In fact, the entire restoration is going to be characterized by this one word: "righteousness". Do you know what troubles us about the Watergate affair? There is no righteousness in it. Righteousness consists, first of all, of truth. And the thing about Watergate which so thoroughly upsets and disturbs the American people is that it is so devoid of truth. It is such a maze of lies and deceptions and cover-ups. And people are uneasy in the presence of that. Righteousness is truth, first. But it is more than that. It is also love -- truth operating out of love. Man's righteousness, at best, can be only truth. But the righteousness of God is truth which operates lovingly, not severely, sharply, harshly, not judging and condemning, but forgiving and understanding -- and yet utterly consistent with truth. That is to be characteristic of the city, because it is characteristic of God.
The final words of the chapter, which we will not read, are simply a repetition of the guarantee we saw in our previous study: the heavens and the earth, the sun and the moon, shall not pass away until God fulfills this word. It is absolutely guaranteed. It is as true and sure as the sun's rising tomorrow morning that as you come to the Lord and trust in him and walk by faith, all the personal dilemmas of your life, and all those of the world in general, shall find their solution at the hand of the God of righteousness. He will establish what he has promised.
Adapted from URL: http://www.raystedman.org/old-testament/jeremiah/is-anything-too-hard-for-god
1. The Creator of the universe is worthy to be heard and obeyed (Jer. 33:2)
2. We have an invitation to seek God for answers and the assurance that He will indeed answer (vs. 3)
3. Wickedness inevitably brings divine judgment (vss. 4-5)
4. Even in the worst times, there is always hope for those who turn to the Lord (vss. 6-7)

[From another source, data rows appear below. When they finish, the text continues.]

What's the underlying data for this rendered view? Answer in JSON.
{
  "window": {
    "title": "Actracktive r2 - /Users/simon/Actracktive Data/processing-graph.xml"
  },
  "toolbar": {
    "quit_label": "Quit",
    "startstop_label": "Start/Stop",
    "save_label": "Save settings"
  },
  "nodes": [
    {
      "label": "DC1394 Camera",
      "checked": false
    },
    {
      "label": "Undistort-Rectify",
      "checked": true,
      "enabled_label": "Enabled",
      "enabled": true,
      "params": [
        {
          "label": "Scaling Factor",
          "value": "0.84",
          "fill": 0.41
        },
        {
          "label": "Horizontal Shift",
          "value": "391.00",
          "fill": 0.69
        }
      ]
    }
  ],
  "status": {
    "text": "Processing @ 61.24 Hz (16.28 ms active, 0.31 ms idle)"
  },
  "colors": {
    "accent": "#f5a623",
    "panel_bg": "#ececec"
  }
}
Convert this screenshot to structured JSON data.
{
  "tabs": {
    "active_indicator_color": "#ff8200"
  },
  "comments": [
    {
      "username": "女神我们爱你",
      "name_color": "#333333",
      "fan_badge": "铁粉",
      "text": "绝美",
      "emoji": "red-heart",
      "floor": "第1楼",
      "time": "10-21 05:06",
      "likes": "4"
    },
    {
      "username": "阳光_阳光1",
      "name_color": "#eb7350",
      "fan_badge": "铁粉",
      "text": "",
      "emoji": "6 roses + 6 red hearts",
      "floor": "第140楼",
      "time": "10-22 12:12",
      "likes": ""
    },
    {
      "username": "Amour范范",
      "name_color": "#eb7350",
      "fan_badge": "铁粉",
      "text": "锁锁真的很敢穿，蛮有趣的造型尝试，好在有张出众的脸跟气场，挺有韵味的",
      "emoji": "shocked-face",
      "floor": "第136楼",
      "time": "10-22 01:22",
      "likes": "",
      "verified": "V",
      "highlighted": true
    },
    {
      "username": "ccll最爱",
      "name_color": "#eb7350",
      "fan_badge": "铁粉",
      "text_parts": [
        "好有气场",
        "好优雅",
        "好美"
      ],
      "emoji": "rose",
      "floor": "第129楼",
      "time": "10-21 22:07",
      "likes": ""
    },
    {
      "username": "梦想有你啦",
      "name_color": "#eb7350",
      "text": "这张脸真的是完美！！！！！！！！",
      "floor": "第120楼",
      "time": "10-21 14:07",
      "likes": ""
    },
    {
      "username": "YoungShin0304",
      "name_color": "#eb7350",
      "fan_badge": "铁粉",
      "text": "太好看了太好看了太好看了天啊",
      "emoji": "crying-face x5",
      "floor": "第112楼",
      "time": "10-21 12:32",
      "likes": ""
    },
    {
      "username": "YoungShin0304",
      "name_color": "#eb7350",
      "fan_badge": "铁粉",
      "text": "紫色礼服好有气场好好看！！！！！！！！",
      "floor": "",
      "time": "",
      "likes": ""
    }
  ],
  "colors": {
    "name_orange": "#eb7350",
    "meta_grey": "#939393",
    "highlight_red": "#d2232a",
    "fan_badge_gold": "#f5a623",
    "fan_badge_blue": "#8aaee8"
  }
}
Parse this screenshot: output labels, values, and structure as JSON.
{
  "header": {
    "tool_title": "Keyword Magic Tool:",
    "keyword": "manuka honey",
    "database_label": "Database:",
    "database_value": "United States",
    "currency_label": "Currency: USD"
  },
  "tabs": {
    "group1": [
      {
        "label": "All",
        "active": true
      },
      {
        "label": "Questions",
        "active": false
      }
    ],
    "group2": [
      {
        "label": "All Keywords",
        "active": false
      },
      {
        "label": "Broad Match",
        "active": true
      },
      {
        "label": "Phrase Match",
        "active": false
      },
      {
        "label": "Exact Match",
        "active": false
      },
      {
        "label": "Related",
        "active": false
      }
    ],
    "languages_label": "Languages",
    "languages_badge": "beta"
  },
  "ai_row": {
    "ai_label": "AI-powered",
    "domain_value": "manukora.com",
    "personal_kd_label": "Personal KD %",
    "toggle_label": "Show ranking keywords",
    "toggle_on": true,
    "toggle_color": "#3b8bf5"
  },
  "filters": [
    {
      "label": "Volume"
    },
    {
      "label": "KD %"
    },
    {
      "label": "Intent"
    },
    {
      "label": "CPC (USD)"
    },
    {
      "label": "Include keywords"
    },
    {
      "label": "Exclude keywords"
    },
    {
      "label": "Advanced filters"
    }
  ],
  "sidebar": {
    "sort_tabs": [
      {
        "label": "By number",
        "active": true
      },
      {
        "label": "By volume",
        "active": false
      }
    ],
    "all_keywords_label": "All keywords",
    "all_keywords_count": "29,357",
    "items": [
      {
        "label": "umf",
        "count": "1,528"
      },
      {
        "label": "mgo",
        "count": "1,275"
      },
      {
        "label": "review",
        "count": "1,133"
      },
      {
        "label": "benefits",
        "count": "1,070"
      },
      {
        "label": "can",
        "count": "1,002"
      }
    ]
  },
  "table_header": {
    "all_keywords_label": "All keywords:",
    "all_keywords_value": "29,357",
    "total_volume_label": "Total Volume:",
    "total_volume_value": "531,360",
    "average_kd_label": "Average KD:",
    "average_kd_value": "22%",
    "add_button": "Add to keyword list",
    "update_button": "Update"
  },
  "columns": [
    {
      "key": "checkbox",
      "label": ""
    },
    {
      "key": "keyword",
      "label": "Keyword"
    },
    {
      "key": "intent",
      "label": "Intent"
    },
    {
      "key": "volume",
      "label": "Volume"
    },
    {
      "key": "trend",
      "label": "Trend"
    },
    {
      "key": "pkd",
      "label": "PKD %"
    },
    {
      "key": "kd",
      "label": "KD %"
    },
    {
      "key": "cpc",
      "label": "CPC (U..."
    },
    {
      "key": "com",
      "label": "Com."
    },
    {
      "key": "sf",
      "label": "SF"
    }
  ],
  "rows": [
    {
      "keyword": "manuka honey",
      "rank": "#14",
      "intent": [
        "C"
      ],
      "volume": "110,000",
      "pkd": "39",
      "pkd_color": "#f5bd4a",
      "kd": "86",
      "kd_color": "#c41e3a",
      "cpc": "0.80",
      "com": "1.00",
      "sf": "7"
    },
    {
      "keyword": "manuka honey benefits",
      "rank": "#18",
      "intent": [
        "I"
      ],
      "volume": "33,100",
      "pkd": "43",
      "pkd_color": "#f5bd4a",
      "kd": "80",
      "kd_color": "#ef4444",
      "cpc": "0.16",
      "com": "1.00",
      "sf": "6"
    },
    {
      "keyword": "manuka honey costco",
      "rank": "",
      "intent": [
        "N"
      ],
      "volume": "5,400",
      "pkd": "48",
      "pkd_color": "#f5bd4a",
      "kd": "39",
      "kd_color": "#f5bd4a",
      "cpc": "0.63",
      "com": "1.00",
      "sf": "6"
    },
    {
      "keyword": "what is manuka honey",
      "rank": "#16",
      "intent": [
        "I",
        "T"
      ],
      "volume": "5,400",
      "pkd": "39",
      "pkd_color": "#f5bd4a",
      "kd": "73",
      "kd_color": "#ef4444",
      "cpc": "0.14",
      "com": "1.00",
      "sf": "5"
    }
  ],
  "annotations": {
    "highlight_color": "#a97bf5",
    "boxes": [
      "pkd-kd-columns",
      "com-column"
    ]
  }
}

5. Material blessing can be fully appreciated only by those who also know the blessing of forgiveness (vss. 8-9)
6. Faith looks beyond hardships to the joyous blessings God has promised (vss. 10-11)